▸ Task requirements:
Go through the data below and gather each line containing "phone".

[Page and application data records]
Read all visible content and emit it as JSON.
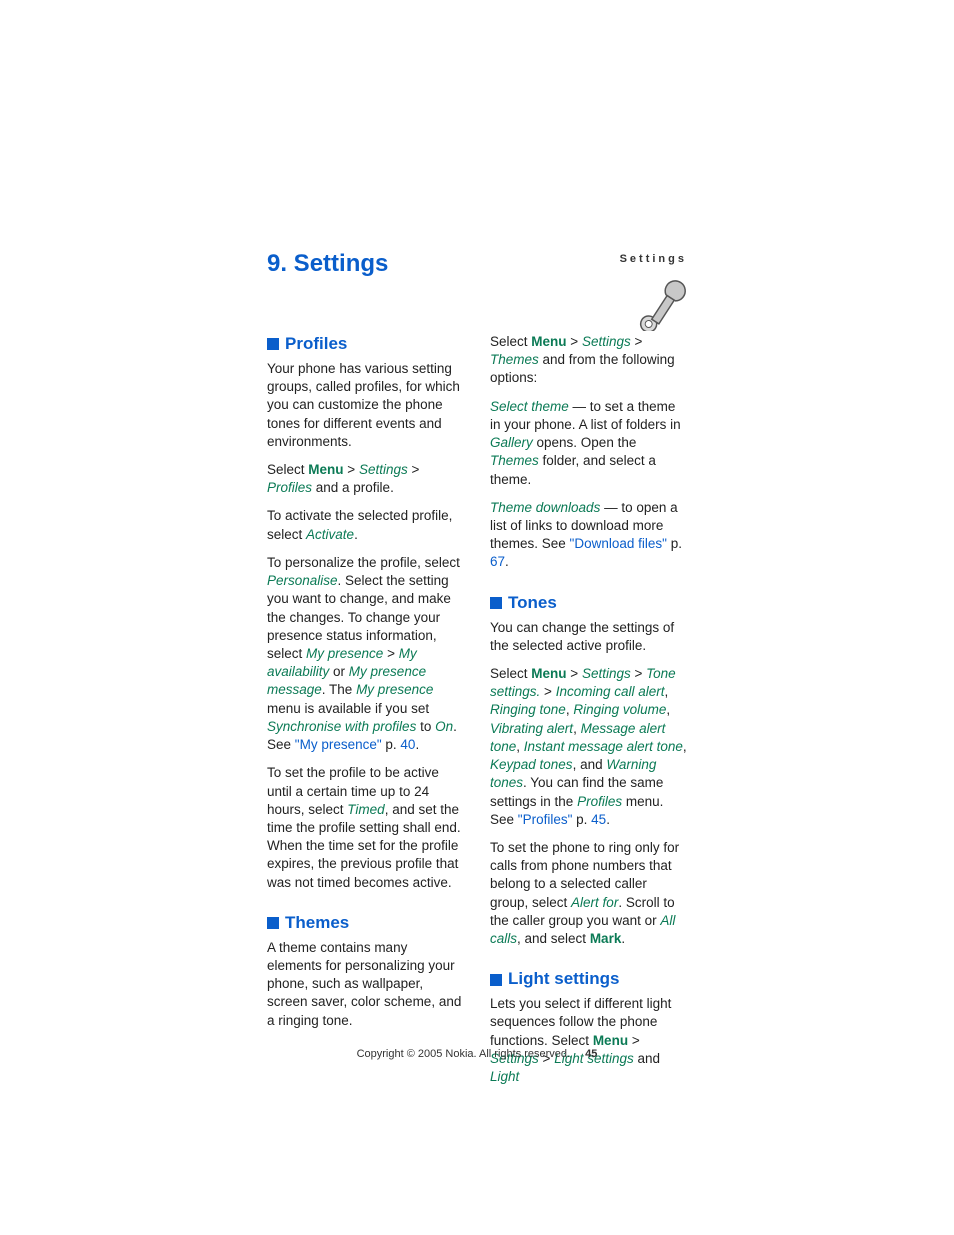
{
  "running_head": "Settings",
  "chapter": "9.  Settings",
  "footer": {
    "copyright": "Copyright © 2005 Nokia. All rights reserved.",
    "page": "45"
  },
  "gt": ">",
  "s": {
    "profiles_h": "Profiles",
    "p1": "Your phone has various setting groups, called profiles, for which you can customize the phone tones for different events and environments.",
    "p2a": "Select ",
    "menu": "Menu",
    "settings": "Settings",
    "profiles": "Profiles",
    "p2b": " and a profile.",
    "p3a": "To activate the selected profile, select ",
    "activate": "Activate",
    "dot": ".",
    "p4a": "To personalize the profile, select ",
    "personalise": "Personalise",
    "p4b": ". Select the setting you want to change, and make the changes. To change your presence status information, select ",
    "mypres": "My presence",
    "myavail": "My availability",
    "or": " or ",
    "mypresmsg": "My presence message",
    "p4c": ". The ",
    "p4d": " menu is available if you set ",
    "syncprof": "Synchronise with profiles",
    "to": " to ",
    "on": "On",
    "p4e": ". See ",
    "link_mypres": "\"My presence\"",
    "p_mypres": " p. ",
    "pg40": "40",
    "p5a": "To set the profile to be active until a certain time up to 24 hours, select ",
    "timed": "Timed",
    "p5b": ", and set the time the profile setting shall end. When the time set for the profile expires, the previous profile that was not timed becomes active.",
    "themes_h": "Themes",
    "t1": "A theme contains many elements for personalizing your phone, such as wallpaper, screen saver, color scheme, and a ringing tone.",
    "t2a": "Select ",
    "themes": "Themes",
    "t2b": " and from the following options:",
    "seltheme": "Select theme",
    "t3a": " — to set a theme in your phone. A list of folders in ",
    "gallery": "Gallery",
    "t3b": " opens. Open the ",
    "t3c": " folder, and select a theme.",
    "themedl": "Theme downloads",
    "t4a": " — to open a list of links to download more themes. See ",
    "link_dl": "\"Download files\"",
    "p_dl": " p. ",
    "pg67": "67",
    "tones_h": "Tones",
    "to1": "You can change the settings of the selected active profile.",
    "tonesettings": "Tone settings.",
    "incoming": "Incoming call alert",
    "ringtone": "Ringing tone",
    "ringvol": "Ringing volume",
    "vibr": "Vibrating alert",
    "msgalert": "Message alert tone",
    "imalert": "Instant message alert tone",
    "keypad": "Keypad tones",
    "and": ", and ",
    "warn": "Warning tones",
    "to2a": ". You can find the same settings in the ",
    "to2b": " menu. See ",
    "link_prof": "\"Profiles\"",
    "p_prof": " p. ",
    "pg45": "45",
    "to3a": "To set the phone to ring only for calls from phone numbers that belong to a selected caller group, select ",
    "alertfor": "Alert for",
    "to3b": ". Scroll to the caller group you want or ",
    "allcalls": "All calls",
    "to3c": ", and select ",
    "mark": "Mark",
    "light_h": "Light settings",
    "l1a": "Lets you select if different light sequences follow the phone functions. Select ",
    "lightset": "Light settings",
    "l_and": " and ",
    "light": "Light"
  }
}
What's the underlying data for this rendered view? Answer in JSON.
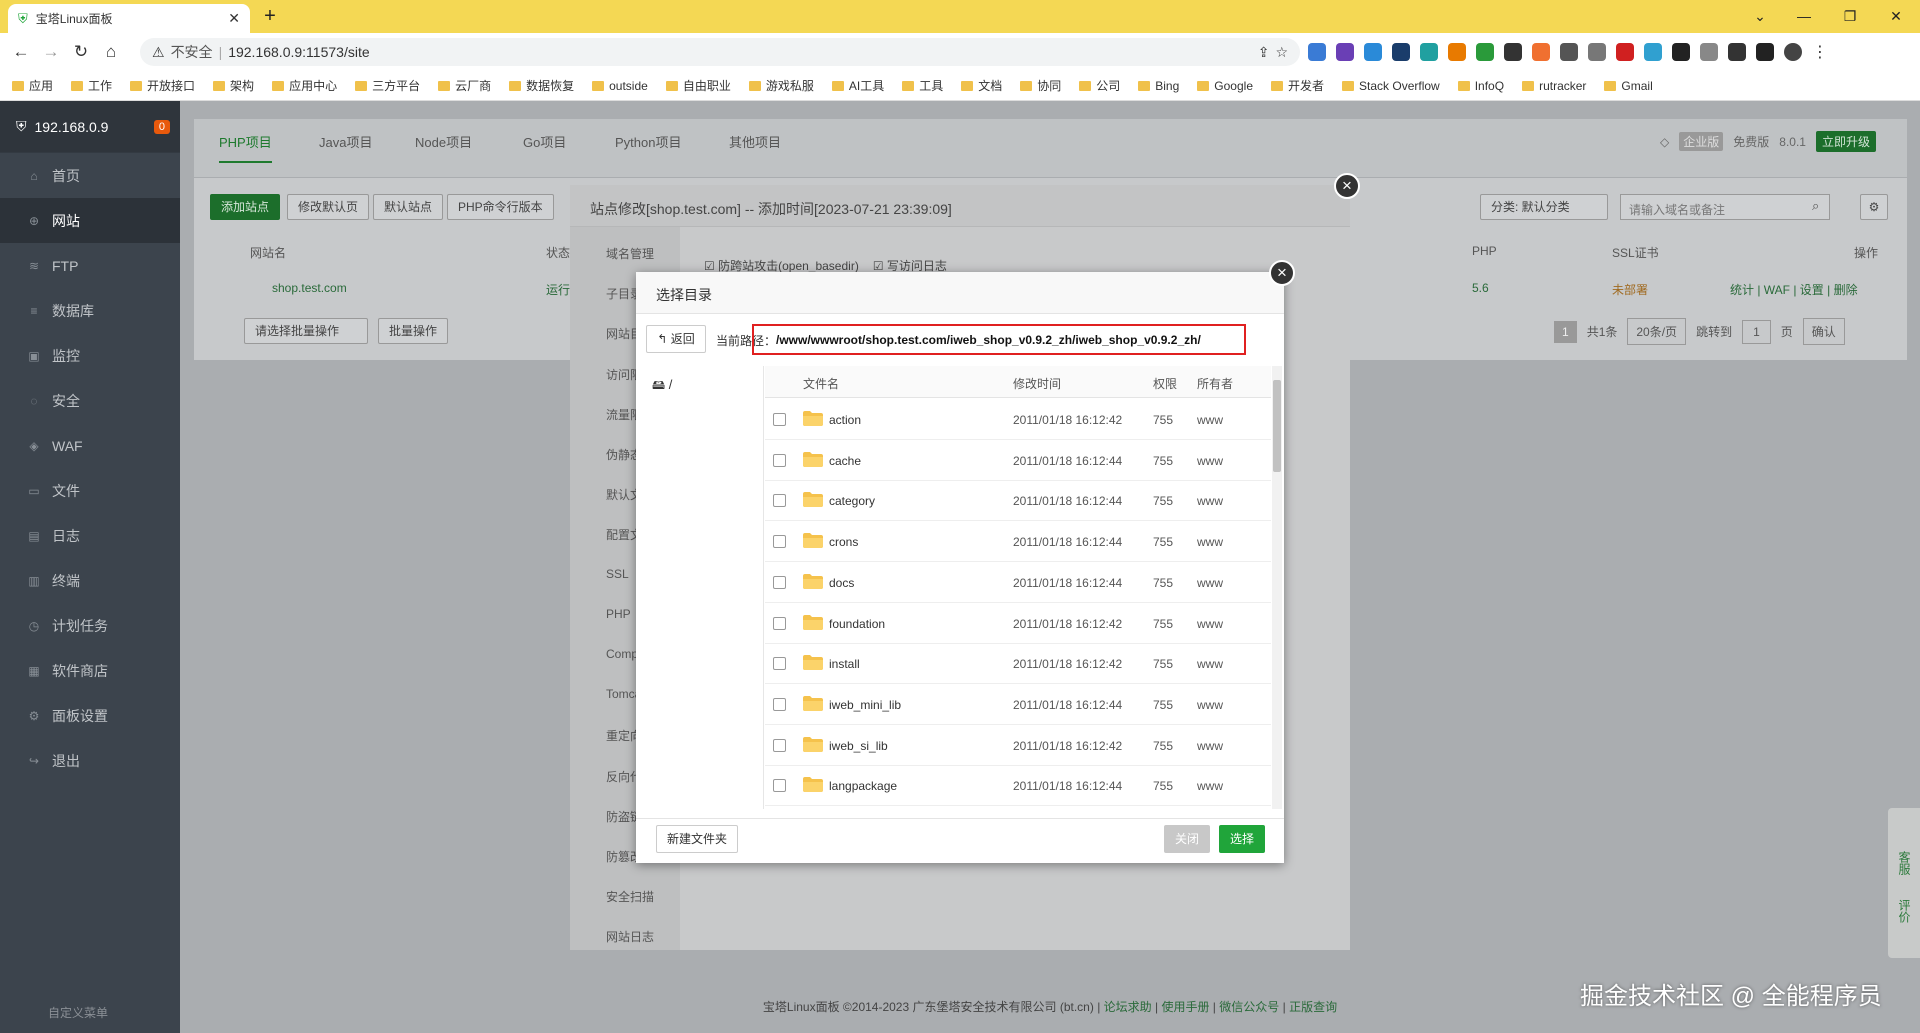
{
  "browser": {
    "tab_title": "宝塔Linux面板",
    "address_security": "不安全",
    "address_url": "192.168.0.9:11573/site",
    "bookmarks": [
      "应用",
      "工作",
      "开放接口",
      "架构",
      "应用中心",
      "三方平台",
      "云厂商",
      "数据恢复",
      "outside",
      "自由职业",
      "游戏私服",
      "AI工具",
      "工具",
      "文档",
      "协同",
      "公司",
      "Bing",
      "Google",
      "开发者",
      "Stack Overflow",
      "InfoQ",
      "rutracker",
      "Gmail"
    ]
  },
  "sidebar": {
    "host": "192.168.0.9",
    "badge": "0",
    "items": [
      "首页",
      "网站",
      "FTP",
      "数据库",
      "监控",
      "安全",
      "WAF",
      "文件",
      "日志",
      "终端",
      "计划任务",
      "软件商店",
      "面板设置",
      "退出"
    ],
    "custom_menu": "自定义菜单"
  },
  "project_tabs": [
    "PHP项目",
    "Java项目",
    "Node项目",
    "Go项目",
    "Python项目",
    "其他项目"
  ],
  "header_right": {
    "edition": "企业版",
    "free": "免费版",
    "version": "8.0.1",
    "upgrade": "立即升级"
  },
  "toolbar": {
    "add_site": "添加站点",
    "edit_default": "修改默认页",
    "default_site": "默认站点",
    "php_cli": "PHP命令行版本",
    "category": "分类: 默认分类",
    "search_placeholder": "请输入域名或备注"
  },
  "site_table": {
    "col_name": "网站名",
    "col_status": "状态",
    "col_php": "PHP",
    "col_ssl": "SSL证书",
    "col_ops": "操作",
    "row": {
      "name": "shop.test.com",
      "status": "运行",
      "php": "5.6",
      "ssl": "未部署",
      "ops": "统计 | WAF | 设置 | 删除"
    },
    "batch_select": "请选择批量操作",
    "batch_btn": "批量操作",
    "page": "1",
    "total": "共1条",
    "per_page": "20条/页",
    "jump_to": "跳转到",
    "jump_page": "1",
    "page_unit": "页",
    "confirm": "确认"
  },
  "site_dialog": {
    "title": "站点修改[shop.test.com] -- 添加时间[2023-07-21 23:39:09]",
    "nav": [
      "域名管理",
      "子目录",
      "网站目录",
      "访问限制",
      "流量限制",
      "伪静态",
      "默认文档",
      "配置文件",
      "SSL",
      "PHP",
      "Composer",
      "Tomcat",
      "重定向",
      "反向代理",
      "防盗链",
      "防篡改",
      "安全扫描",
      "网站日志"
    ],
    "opt1": "防跨站攻击(open_basedir)",
    "opt2": "写访问日志"
  },
  "dir_dialog": {
    "title": "选择目录",
    "back": "返回",
    "path_label": "当前路径：",
    "path": "/www/wwwroot/shop.test.com/iweb_shop_v0.9.2_zh/iweb_shop_v0.9.2_zh/",
    "tree_root": "/",
    "headers": {
      "name": "文件名",
      "time": "修改时间",
      "perm": "权限",
      "owner": "所有者"
    },
    "rows": [
      {
        "name": "action",
        "time": "2011/01/18 16:12:42",
        "perm": "755",
        "owner": "www"
      },
      {
        "name": "cache",
        "time": "2011/01/18 16:12:44",
        "perm": "755",
        "owner": "www"
      },
      {
        "name": "category",
        "time": "2011/01/18 16:12:44",
        "perm": "755",
        "owner": "www"
      },
      {
        "name": "crons",
        "time": "2011/01/18 16:12:44",
        "perm": "755",
        "owner": "www"
      },
      {
        "name": "docs",
        "time": "2011/01/18 16:12:44",
        "perm": "755",
        "owner": "www"
      },
      {
        "name": "foundation",
        "time": "2011/01/18 16:12:42",
        "perm": "755",
        "owner": "www"
      },
      {
        "name": "install",
        "time": "2011/01/18 16:12:42",
        "perm": "755",
        "owner": "www"
      },
      {
        "name": "iweb_mini_lib",
        "time": "2011/01/18 16:12:44",
        "perm": "755",
        "owner": "www"
      },
      {
        "name": "iweb_si_lib",
        "time": "2011/01/18 16:12:42",
        "perm": "755",
        "owner": "www"
      },
      {
        "name": "langpackage",
        "time": "2011/01/18 16:12:44",
        "perm": "755",
        "owner": "www"
      }
    ],
    "new_folder": "新建文件夹",
    "close": "关闭",
    "select": "选择"
  },
  "footer": {
    "copyright": "宝塔Linux面板 ©2014-2023 广东堡塔安全技术有限公司 (bt.cn)",
    "links": [
      "论坛求助",
      "使用手册",
      "微信公众号",
      "正版查询"
    ]
  },
  "float_right": {
    "service": "客服",
    "review": "评价"
  },
  "watermark": "掘金技术社区 @ 全能程序员",
  "colors": {
    "accent": "#20a53a",
    "sidebar": "#3c444d",
    "highlight": "#e02020"
  }
}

▸ Exercise response:
    "p1": "Your phone has various setting groups, called profiles, for which you can customize the phone tones for different events and environments.",
    "t1": "A theme contains many elements for personalizing your phone, such as wallpaper, screen saver, color scheme, and a ringing tone.",
    "t3a": " — to set a theme in your phone. A list of folders in ",
    "to3a": "To set the phone to ring only for calls from phone numbers that belong to a selected caller group, select ",
    "l1a": "Lets you select if different light sequences follow the phone functions. Select ",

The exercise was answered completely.